As of March 22, the FDA has issued an Import Alert for Japanese dairy products and fresh fruits and vegetables produced or processed in the four prefectures closest to the power plant. As of the time of this writing, these products are not allowed to enter the United States food supply. Other products from this geographic area, including seafood, are not subject to the Import Alert but will be monitored and tested for radioactive substances before entering the food system. You can read an in-depth report from the FDA about how it is monitoring radiation and food safety.

Meanwhile, the EPA is monitoring radioactive particles in the atmosphere, drinking water, and milk supply. You can read regular updates on their website.

Milk represents a special case. Levels of radioactive substances entering the air and water tend to become diluted; however, according to an article by Sue Hubbard, MD, if they are deposited on grass eaten by cows, “the cows will re-concentrate it in their milk by a factor of 1,000”. This is usually a concern with fresh milk, not aged dairy products, as the radioactive compounds dissipate over time (radioactive iodine, or iodine-131, is the name of one of the particles tested for, and has a half-life of just 8 days).

On March 30, the FDA and EPA issued a joint press release reporting that tests of milk in Spokane, Washington indicated the milk had very low levels of radiation and those levels were expected to drop even further.
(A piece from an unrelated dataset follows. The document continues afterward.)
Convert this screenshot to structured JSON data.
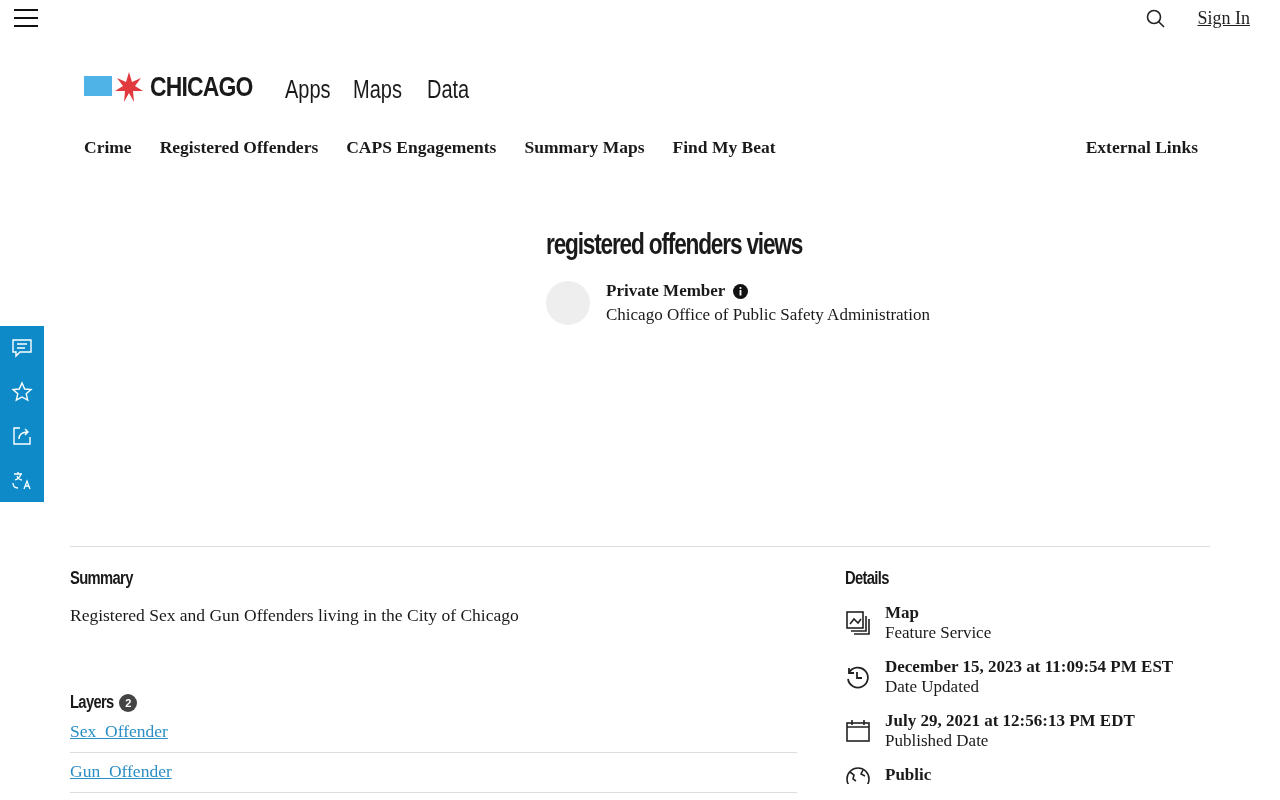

In Vermont, testing carried out by the EPA on March 30 and reported in an April 9 press release by the Vermont Department of Health indicated miniscule levels of a radioactive compound called cesium-137 in a milk sample taken in Montpelier, and it was not attributed to the nuclear fallout from Fukushima.
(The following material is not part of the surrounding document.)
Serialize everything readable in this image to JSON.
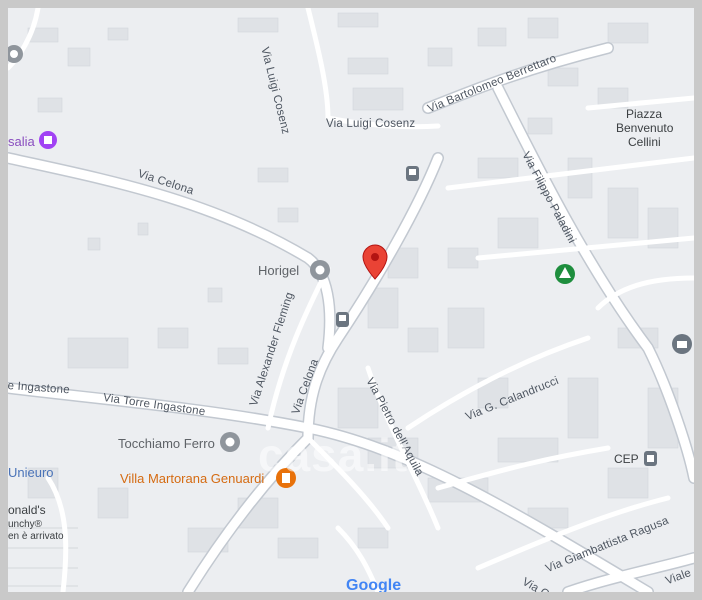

You may wonder what, if any, impact the Fukushima disaster has had on products carried by City Market. In the days following the nuclear meltdown, many customers inquired about purchasing potassium iodide tablets, a supplement approved by the FDA that can be used to treat serious radiation exposure. For about two weeks, the demand for potassium iodide was quite heavy, and the supplements were out of stock with the main distributor. Potassium iodide (a salt of stable iodine), works by preventing the absorption of radioactive iodine particles into the thyroid gland, and usually should be taken within 3-4 hours of radiation exposure. People who live near a nuclear power plant are recommended to have this on hand. City Market’s Wellness Department initially directed people to kelp tablets, a naturally-derived concentrated form of iodine, and it is currently well stocked with both potassium iodide supplements and kelp tablets. However, it is important to know that these do not play a role in the prevention of radioactive exposure and may even lead to thyroid problems (goiter) if taken in excess. You can read more about potassium iodide and recommended emergency response to radiation exposure at the Center for Disease Control and Prevention.
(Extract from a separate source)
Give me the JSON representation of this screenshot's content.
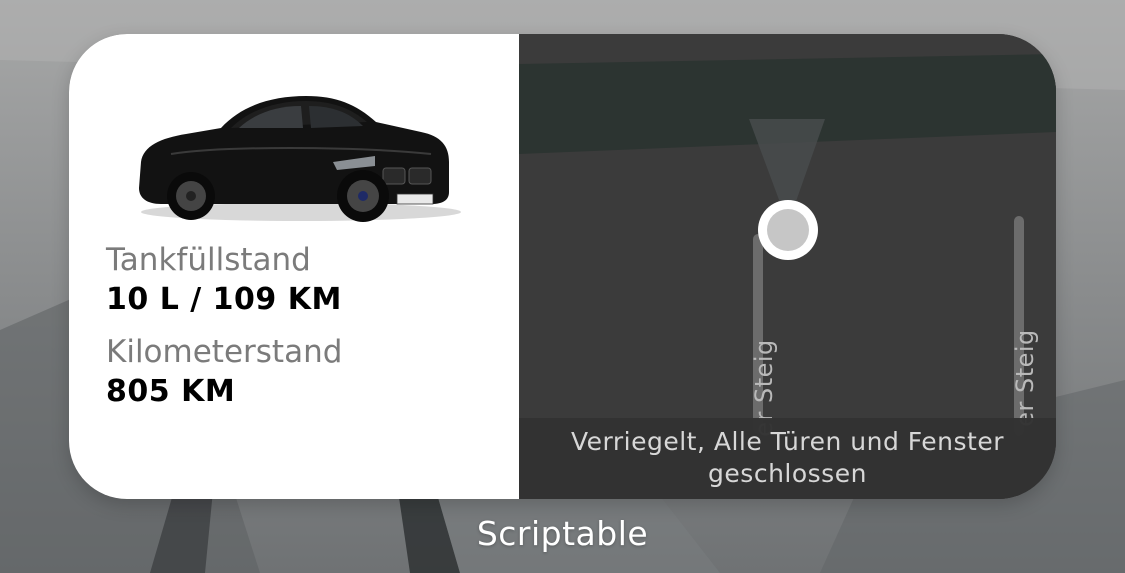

Finally, Eden Foods, a distributor of traditional Japanese foods including sea vegetables carried by City Market and many other Co-ops around the country, issued a press release on April 13 stating that it was preventatively monitoring its products leaving Japan for radioactive levels and that so far, no elevated levels were found in any samples. Samples of selected products will be warehoused and tested by the FDA before being distributed, even as Eden Foods arranges for alternative sourcing of certain products.

While it seems clear that, for the time being, we do not need to be concerned about higher than normal levels of radiation in our food supply because of the Fukushima nuclear power disaster, I was moved to investigate this issue of the many forms of exposure to radiation we may now encounter in our everyday lives, including from our own Vermont Yankee nuclear power plant, more powerful X-ray technologies in hospitals and airports, irradiated and microwaved foods, and others. I will be following reports about radiation and health with great interest.